Die letzten 5 Focus-News des innovations-reports im Überblick:

Im Focus: Etching Microstructures with Lasers

Ultrafast lasers have introduced new possibilities in engraving ultrafine structures, and scientists are now also investigating how to use them to etch microstructures into thin glass. There are possible applications in analytics (lab on a chip) and especially in electronics and the consumer sector, where great interest has been shown.

This new method was born of a surprising phenomenon: irradiating glass in a particular way with an ultrafast laser has the effect of making the glass up to a...

Im Focus: Light-driven atomic rotations excite magnetic waves

Terahertz excitation of selected crystal vibrations leads to an effective magnetic field that drives coherent spin motion

Controlling functional properties by light is one of the grand goals in modern condensed matter physics and materials science. A new study now demonstrates how...

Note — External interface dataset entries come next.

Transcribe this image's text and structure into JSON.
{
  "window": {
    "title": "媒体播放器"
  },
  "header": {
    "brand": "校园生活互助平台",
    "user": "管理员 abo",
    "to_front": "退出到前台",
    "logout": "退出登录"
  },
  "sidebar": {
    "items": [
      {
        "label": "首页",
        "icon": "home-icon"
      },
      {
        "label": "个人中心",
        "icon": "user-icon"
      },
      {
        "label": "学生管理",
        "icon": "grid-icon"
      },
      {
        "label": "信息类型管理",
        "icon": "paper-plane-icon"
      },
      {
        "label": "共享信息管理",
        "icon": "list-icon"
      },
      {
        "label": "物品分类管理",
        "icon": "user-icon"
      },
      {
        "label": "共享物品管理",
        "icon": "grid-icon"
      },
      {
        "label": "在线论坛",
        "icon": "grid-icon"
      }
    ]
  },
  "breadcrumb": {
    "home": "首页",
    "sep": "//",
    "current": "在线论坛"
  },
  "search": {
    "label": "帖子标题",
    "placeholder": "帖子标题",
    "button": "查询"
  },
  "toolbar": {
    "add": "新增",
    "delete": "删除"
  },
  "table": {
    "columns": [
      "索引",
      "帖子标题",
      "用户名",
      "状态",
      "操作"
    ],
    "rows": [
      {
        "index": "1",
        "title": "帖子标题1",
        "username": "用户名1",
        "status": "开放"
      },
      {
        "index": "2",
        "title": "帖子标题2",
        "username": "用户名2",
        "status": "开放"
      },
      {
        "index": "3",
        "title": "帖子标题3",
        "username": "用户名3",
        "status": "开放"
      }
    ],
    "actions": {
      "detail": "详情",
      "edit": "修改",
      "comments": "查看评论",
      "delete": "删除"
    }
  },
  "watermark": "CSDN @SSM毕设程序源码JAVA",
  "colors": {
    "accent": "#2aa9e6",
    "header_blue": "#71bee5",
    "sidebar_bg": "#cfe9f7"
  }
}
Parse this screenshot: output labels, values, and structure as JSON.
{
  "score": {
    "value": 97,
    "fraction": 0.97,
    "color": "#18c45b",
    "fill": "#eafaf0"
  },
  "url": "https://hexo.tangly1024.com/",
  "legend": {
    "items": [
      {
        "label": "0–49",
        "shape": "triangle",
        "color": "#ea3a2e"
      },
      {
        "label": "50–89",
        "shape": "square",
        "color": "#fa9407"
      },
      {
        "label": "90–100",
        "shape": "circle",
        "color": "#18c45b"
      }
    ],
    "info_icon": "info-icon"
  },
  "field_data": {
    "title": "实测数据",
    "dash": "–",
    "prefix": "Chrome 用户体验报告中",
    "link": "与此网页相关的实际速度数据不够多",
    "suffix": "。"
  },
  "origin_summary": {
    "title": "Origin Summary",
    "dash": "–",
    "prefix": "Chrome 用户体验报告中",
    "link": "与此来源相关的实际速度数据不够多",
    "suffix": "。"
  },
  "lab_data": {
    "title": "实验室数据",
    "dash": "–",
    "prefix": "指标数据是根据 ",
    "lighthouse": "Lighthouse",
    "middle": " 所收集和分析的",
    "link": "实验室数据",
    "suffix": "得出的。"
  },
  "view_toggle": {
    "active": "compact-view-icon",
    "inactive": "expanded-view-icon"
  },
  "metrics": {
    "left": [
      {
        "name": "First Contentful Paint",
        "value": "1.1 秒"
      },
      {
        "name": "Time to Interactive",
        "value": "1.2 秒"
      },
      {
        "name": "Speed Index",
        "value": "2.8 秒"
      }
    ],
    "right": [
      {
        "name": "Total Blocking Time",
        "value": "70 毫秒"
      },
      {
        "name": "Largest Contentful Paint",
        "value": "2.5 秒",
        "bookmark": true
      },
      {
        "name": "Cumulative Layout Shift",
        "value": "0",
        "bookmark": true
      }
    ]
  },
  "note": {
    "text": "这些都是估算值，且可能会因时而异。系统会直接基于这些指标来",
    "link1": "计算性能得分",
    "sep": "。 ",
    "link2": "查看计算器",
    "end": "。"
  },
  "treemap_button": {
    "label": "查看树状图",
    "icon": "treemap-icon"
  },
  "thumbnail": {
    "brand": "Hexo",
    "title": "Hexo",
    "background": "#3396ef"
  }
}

Im Focus: New 3-D wiring technique brings scalable quantum computers closer to reality

Researchers from the Institute for Quantum Computing (IQC) at the University of Waterloo led the development of a new extensible wiring technique capable of controlling superconducting quantum bits, representing a significant step towards to the realization of a scalable quantum computer.

"The quantum socket is a wiring method that uses three-dimensional wires based on spring-loaded pins to address individual qubits," said Jeremy Béjanin, a PhD...

Im Focus: Scientists develop a semiconductor nanocomposite material that moves in response to light

In a paper in Scientific Reports, a research team at Worcester Polytechnic Institute describes a novel light-activated phenomenon that could become the basis for applications as diverse as microscopic robotic grippers and more efficient solar cells.

A research team at Worcester Polytechnic Institute (WPI) has developed a revolutionary, light-activated semiconductor nanocomposite material that can be used...

Im Focus: Diamonds aren't forever: Sandia, Harvard team create first quantum computer bridge

By forcefully embedding two silicon atoms in a diamond matrix, Sandia researchers have demonstrated for the first time on a single chip all the components needed to create a quantum bridge to link quantum computers together.

"People have already built small quantum computers," says Sandia researcher Ryan Camacho. "Maybe the first useful one won't be a single giant quantum computer...

All Focus news of the innovation-report >>>



Event News

#IC2S2: When Social Science meets Computer Science - GESIS will host the IC2S2 conference 2017

14.10.2016 | Event News

Agricultural Trade Developments and Potentials in Central Asia and the South Caucasus

14.10.2016 | Event News

World Health Summit – Day Three: A Call to Action

12.10.2016 | Event News

Latest News

How nanoscience will improve our health and lives in the coming years

27.10.2016 | Materials Sciences

OU-led team discovers rare, newborn tri-star system using ALMA

27.10.2016 | Physics and Astronomy

'Neighbor maps' reveal the genome's 3-D shape

27.10.2016 | Life Sciences

More VideoLinks >>>